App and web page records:
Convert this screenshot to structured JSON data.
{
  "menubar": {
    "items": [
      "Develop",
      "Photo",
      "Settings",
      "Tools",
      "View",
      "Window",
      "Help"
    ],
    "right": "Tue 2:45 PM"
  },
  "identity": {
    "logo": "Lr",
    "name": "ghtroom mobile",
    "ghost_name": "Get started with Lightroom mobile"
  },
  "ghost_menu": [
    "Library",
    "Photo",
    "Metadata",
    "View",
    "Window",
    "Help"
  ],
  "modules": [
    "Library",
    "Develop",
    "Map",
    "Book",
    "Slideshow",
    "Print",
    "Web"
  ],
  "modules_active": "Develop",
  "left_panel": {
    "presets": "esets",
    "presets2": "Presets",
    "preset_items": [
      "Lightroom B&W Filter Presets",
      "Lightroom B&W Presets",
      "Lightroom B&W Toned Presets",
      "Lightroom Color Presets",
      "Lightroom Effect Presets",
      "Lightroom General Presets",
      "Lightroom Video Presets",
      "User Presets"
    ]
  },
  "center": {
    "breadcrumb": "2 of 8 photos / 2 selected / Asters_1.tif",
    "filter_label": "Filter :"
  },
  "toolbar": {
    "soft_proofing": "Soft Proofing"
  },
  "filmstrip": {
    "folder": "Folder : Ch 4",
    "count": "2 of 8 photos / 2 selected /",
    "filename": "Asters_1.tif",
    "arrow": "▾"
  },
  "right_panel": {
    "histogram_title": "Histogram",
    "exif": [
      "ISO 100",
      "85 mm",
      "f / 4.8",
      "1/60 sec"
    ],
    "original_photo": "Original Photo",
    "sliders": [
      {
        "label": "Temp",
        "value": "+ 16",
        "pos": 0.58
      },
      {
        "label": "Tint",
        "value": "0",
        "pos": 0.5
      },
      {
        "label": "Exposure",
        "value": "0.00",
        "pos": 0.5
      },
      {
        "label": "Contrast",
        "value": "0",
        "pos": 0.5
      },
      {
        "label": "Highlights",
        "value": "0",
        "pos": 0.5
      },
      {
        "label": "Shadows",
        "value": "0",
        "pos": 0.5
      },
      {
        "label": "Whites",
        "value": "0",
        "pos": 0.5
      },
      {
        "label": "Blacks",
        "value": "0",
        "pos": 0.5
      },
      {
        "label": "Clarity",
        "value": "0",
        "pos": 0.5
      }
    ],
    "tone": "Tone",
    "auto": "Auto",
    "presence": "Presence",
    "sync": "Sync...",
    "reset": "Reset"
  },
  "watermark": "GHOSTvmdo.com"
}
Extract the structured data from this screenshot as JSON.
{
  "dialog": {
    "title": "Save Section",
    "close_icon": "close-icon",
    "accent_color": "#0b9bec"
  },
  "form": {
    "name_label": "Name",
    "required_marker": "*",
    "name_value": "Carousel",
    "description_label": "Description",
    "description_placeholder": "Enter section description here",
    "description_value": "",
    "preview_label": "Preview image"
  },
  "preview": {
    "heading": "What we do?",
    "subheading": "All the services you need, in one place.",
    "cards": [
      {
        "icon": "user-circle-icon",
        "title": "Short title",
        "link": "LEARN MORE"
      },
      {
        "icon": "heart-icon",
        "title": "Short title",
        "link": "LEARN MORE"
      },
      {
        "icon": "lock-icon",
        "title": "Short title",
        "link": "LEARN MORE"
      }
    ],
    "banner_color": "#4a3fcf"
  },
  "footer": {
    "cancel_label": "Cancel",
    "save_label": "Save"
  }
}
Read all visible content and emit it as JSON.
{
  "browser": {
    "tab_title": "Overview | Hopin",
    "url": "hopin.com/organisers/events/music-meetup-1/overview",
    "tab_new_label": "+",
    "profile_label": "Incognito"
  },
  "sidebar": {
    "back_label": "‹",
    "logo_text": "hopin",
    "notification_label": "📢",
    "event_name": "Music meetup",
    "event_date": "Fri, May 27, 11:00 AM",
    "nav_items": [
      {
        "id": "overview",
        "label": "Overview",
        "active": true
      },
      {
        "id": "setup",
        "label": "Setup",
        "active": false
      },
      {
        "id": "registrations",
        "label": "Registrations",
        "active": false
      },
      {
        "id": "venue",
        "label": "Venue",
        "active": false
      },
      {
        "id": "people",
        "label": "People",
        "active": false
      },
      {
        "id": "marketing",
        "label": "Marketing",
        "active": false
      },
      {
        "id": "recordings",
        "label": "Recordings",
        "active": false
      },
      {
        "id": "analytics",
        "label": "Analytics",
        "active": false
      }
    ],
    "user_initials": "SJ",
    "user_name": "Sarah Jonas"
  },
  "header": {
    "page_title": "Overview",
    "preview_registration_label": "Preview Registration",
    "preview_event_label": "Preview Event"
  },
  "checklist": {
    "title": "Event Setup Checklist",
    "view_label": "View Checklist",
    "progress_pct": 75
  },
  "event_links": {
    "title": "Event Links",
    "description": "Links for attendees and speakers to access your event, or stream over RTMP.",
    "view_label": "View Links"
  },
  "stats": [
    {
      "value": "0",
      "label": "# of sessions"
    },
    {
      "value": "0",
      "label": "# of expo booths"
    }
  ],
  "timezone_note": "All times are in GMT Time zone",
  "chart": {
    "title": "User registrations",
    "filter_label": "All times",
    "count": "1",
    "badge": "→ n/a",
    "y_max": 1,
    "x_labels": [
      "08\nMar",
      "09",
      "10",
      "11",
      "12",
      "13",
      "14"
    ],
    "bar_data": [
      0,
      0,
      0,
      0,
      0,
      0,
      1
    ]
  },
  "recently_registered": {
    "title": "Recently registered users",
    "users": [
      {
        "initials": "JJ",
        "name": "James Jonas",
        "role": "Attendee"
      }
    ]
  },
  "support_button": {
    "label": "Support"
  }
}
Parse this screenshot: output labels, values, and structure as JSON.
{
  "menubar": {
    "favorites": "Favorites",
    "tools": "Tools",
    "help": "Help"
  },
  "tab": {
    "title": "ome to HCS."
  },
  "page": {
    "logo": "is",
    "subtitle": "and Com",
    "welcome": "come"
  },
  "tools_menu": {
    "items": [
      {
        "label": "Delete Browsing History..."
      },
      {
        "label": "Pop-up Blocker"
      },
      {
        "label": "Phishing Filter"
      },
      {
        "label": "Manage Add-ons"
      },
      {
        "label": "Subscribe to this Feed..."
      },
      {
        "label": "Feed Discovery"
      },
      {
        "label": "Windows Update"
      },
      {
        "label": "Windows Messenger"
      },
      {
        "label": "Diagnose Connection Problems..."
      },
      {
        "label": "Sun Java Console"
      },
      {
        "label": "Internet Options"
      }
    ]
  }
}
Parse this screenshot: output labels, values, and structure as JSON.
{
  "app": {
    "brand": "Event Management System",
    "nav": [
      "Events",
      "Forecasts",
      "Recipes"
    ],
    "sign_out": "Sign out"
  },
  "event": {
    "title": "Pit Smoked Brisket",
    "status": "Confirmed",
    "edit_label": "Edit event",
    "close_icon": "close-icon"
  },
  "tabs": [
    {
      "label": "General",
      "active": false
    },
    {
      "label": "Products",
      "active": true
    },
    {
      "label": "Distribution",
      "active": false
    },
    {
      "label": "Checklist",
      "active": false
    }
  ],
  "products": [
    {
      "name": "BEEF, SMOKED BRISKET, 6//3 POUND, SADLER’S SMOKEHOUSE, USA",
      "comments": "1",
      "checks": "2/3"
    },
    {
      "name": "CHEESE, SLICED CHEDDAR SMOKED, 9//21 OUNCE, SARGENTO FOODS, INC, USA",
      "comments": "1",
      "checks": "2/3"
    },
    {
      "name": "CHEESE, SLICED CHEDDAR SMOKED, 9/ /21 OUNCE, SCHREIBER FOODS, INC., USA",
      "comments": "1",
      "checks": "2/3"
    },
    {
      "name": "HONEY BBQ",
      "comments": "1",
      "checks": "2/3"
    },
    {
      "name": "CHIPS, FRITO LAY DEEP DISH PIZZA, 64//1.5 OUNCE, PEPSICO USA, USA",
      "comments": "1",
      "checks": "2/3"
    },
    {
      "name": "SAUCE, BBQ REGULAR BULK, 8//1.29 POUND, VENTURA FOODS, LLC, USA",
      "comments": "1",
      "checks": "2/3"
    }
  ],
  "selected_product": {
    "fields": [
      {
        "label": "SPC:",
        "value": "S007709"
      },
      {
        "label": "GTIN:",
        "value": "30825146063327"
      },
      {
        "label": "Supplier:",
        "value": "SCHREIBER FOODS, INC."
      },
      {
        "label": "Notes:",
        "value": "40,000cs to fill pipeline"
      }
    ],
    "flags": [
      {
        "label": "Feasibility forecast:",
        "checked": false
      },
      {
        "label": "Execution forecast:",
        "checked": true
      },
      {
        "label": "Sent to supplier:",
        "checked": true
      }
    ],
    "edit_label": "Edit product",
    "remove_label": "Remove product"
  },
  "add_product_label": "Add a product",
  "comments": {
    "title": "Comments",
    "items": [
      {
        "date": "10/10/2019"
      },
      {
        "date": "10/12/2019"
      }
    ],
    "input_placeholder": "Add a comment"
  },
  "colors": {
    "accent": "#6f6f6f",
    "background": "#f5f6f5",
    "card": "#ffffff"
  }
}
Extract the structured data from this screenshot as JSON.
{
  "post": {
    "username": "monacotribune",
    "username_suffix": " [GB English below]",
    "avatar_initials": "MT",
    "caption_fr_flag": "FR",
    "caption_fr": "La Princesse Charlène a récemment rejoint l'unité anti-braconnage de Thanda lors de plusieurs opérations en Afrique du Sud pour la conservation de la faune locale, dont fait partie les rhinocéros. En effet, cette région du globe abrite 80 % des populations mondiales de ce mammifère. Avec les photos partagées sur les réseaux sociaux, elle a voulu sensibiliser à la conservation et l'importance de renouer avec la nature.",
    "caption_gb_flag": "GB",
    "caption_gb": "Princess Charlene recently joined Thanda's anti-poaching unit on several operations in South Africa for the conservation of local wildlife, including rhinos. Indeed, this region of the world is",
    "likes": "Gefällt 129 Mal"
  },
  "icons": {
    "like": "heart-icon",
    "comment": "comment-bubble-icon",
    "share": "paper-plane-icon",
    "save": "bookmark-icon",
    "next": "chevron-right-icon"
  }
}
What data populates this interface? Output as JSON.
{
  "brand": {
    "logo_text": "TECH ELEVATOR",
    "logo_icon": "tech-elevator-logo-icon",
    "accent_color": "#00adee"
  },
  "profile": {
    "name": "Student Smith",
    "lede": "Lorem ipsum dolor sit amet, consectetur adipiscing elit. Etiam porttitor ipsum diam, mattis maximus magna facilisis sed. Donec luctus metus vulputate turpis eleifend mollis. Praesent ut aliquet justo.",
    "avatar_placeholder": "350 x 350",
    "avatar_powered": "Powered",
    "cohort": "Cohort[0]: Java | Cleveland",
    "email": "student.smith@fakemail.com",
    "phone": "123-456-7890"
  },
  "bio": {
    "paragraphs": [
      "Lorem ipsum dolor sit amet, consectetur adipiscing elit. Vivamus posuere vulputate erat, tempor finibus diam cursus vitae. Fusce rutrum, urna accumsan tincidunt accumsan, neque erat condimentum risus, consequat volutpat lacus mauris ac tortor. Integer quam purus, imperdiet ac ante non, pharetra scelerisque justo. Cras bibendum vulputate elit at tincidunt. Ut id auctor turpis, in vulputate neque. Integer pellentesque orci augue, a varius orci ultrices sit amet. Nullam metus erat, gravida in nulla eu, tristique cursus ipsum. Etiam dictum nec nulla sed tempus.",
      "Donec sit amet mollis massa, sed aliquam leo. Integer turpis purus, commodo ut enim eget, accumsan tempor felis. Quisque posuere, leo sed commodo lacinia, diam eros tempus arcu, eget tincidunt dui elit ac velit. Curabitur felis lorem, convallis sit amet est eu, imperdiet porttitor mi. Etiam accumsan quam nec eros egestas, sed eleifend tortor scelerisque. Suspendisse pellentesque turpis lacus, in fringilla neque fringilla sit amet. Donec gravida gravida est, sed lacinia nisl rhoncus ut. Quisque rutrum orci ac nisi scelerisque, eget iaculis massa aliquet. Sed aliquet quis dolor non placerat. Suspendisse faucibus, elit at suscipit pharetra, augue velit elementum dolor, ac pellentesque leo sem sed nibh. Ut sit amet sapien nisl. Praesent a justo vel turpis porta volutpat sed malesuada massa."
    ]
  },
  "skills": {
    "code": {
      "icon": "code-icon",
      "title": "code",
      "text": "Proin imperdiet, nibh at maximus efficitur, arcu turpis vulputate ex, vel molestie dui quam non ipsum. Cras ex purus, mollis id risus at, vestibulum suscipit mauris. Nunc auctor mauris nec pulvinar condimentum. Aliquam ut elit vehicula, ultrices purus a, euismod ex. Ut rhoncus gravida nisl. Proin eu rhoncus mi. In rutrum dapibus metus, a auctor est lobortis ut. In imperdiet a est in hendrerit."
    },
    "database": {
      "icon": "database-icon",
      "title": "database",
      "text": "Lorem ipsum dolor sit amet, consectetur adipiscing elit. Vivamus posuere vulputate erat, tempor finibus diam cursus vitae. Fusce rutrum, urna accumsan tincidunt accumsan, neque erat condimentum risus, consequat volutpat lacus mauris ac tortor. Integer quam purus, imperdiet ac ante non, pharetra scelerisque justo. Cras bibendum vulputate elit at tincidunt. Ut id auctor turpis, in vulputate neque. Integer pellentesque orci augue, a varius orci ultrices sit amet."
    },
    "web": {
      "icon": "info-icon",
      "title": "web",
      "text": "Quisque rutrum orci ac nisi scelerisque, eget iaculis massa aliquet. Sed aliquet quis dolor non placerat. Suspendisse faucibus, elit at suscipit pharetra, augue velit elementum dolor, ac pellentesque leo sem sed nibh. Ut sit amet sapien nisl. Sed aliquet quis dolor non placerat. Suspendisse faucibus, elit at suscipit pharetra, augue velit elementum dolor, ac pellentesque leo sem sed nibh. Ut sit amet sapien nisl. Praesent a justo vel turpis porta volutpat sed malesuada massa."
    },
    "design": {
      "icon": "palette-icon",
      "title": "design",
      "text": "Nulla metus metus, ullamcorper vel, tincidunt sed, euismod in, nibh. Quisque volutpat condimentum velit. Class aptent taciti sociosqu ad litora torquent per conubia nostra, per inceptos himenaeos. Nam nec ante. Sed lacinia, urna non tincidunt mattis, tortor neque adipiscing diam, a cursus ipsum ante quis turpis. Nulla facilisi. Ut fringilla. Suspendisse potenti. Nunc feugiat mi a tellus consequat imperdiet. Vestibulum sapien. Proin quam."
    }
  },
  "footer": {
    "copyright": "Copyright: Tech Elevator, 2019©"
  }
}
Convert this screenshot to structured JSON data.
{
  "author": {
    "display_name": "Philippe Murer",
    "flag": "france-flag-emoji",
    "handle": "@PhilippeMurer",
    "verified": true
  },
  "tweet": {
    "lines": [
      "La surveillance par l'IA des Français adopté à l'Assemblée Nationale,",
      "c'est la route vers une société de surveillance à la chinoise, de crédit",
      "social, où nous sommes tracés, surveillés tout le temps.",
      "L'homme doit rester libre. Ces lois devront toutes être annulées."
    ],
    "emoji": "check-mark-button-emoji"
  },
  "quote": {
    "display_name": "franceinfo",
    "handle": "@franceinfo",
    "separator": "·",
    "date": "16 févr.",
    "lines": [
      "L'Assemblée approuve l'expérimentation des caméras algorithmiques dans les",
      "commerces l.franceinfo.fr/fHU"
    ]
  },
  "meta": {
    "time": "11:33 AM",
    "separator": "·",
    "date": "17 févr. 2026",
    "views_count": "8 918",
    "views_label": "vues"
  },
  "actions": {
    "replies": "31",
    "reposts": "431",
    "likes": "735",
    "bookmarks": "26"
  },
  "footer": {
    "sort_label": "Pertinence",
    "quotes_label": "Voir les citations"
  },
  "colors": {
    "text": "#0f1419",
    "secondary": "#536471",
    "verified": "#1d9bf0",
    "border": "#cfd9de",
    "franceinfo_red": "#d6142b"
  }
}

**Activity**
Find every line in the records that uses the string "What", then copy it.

**Exercise output**
    "heading": "What we do?",
What data populates this interface? Output as JSON.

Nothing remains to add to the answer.